Work item
Scan the material that follows. Copy every line containing the word "room".

■ ■ ■ ■

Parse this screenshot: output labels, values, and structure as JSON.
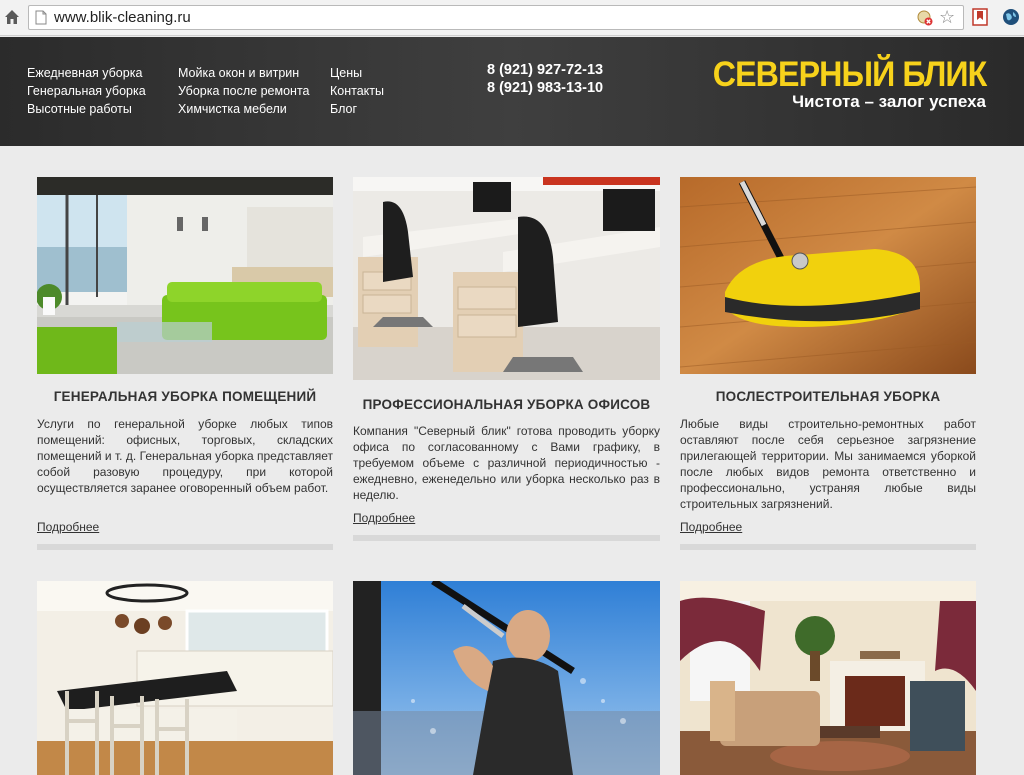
{
  "browser": {
    "url": "www.blik-cleaning.ru"
  },
  "nav": {
    "col1": [
      "Ежедневная уборка",
      "Генеральная уборка",
      "Высотные работы"
    ],
    "col2": [
      "Мойка окон и витрин",
      "Уборка после ремонта",
      "Химчистка мебели"
    ],
    "col3": [
      "Цены",
      "Контакты",
      "Блог"
    ]
  },
  "phones": [
    "8 (921) 927-72-13",
    "8 (921) 983-13-10"
  ],
  "brand": {
    "title": "СЕВЕРНЫЙ БЛИК",
    "slogan": "Чистота – залог успеха",
    "title_color": "#f7d21b"
  },
  "cards": [
    {
      "title": "ГЕНЕРАЛЬНАЯ УБОРКА ПОМЕЩЕНИЙ",
      "text": "Услуги по генеральной уборке любых типов помещений: офисных, торговых, складских помещений и т. д. Генеральная уборка представляет собой разовую процедуру, при которой осуществляется заранее оговоренный объем работ.",
      "more": "Подробнее",
      "image": "living-room-green-sofa"
    },
    {
      "title": "ПРОФЕССИОНАЛЬНАЯ УБОРКА ОФИСОВ",
      "text": "Компания \"Северный блик\" готова проводить уборку офиса по согласованному с Вами графику, в требуемом объеме с различной периодичностью - ежедневно, еженедельно или уборка несколько раз в неделю.",
      "more": "Подробнее",
      "image": "office-desks"
    },
    {
      "title": "ПОСЛЕСТРОИТЕЛЬНАЯ УБОРКА",
      "text": "Любые виды строительно-ремонтных работ оставляют после себя серьезное загрязнение прилегающей территории. Мы занимаемся уборкой после любых видов ремонта ответственно и профессионально, устраняя любые виды строительных загрязнений.",
      "more": "Подробнее",
      "image": "yellow-floor-sweeper"
    },
    {
      "image": "kitchen"
    },
    {
      "image": "window-washing"
    },
    {
      "image": "living-room-fireplace"
    }
  ]
}
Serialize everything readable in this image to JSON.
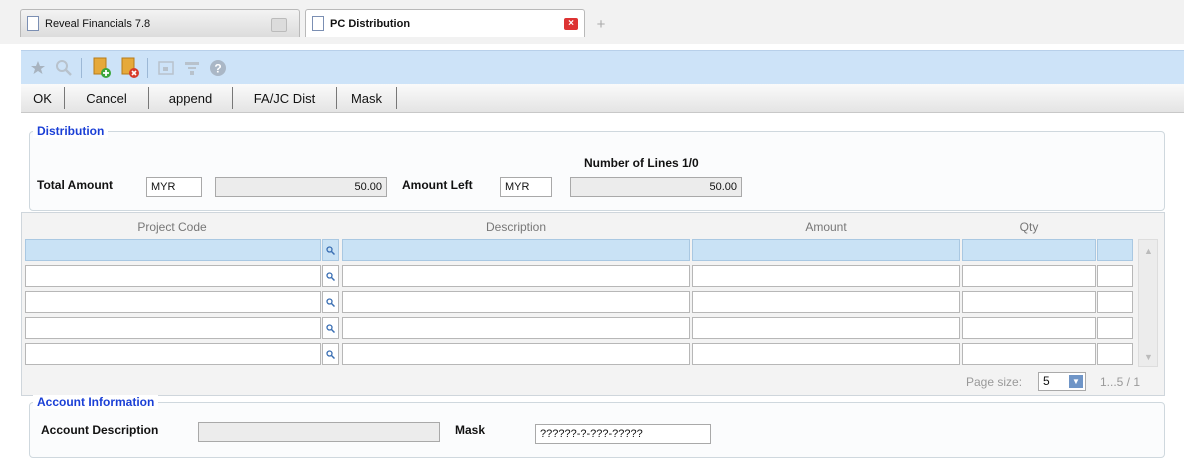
{
  "tabs": [
    {
      "label": "Reveal Financials 7.8"
    },
    {
      "label": "PC Distribution"
    }
  ],
  "toolbar": {
    "icons": [
      "star-icon",
      "search-icon",
      "add-document-icon",
      "delete-document-icon",
      "window-icon",
      "filter-icon",
      "help-icon"
    ]
  },
  "buttons": {
    "ok": "OK",
    "cancel": "Cancel",
    "append": "append",
    "fajc": "FA/JC Dist",
    "mask": "Mask"
  },
  "distribution": {
    "legend": "Distribution",
    "lines_label": "Number of Lines 1/0",
    "total_label": "Total Amount",
    "total_currency": "MYR",
    "total_value": "50.00",
    "left_label": "Amount Left",
    "left_currency": "MYR",
    "left_value": "50.00"
  },
  "grid": {
    "columns": [
      "Project Code",
      "Description",
      "Amount",
      "Qty"
    ],
    "rows": 5,
    "page_size_label": "Page size:",
    "page_size": "5",
    "page_info": "1...5 / 1"
  },
  "account": {
    "legend": "Account Information",
    "desc_label": "Account Description",
    "desc_value": "",
    "mask_label": "Mask",
    "mask_value": "??????-?-???-?????"
  },
  "colors": {
    "legend": "#1a3fd6",
    "toolbar": "#cde3f8",
    "selected_row": "#c9e2f5"
  }
}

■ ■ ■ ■

Solved problem
      "image": "living-room-green-sofa"
      "image": "living-room-fireplace"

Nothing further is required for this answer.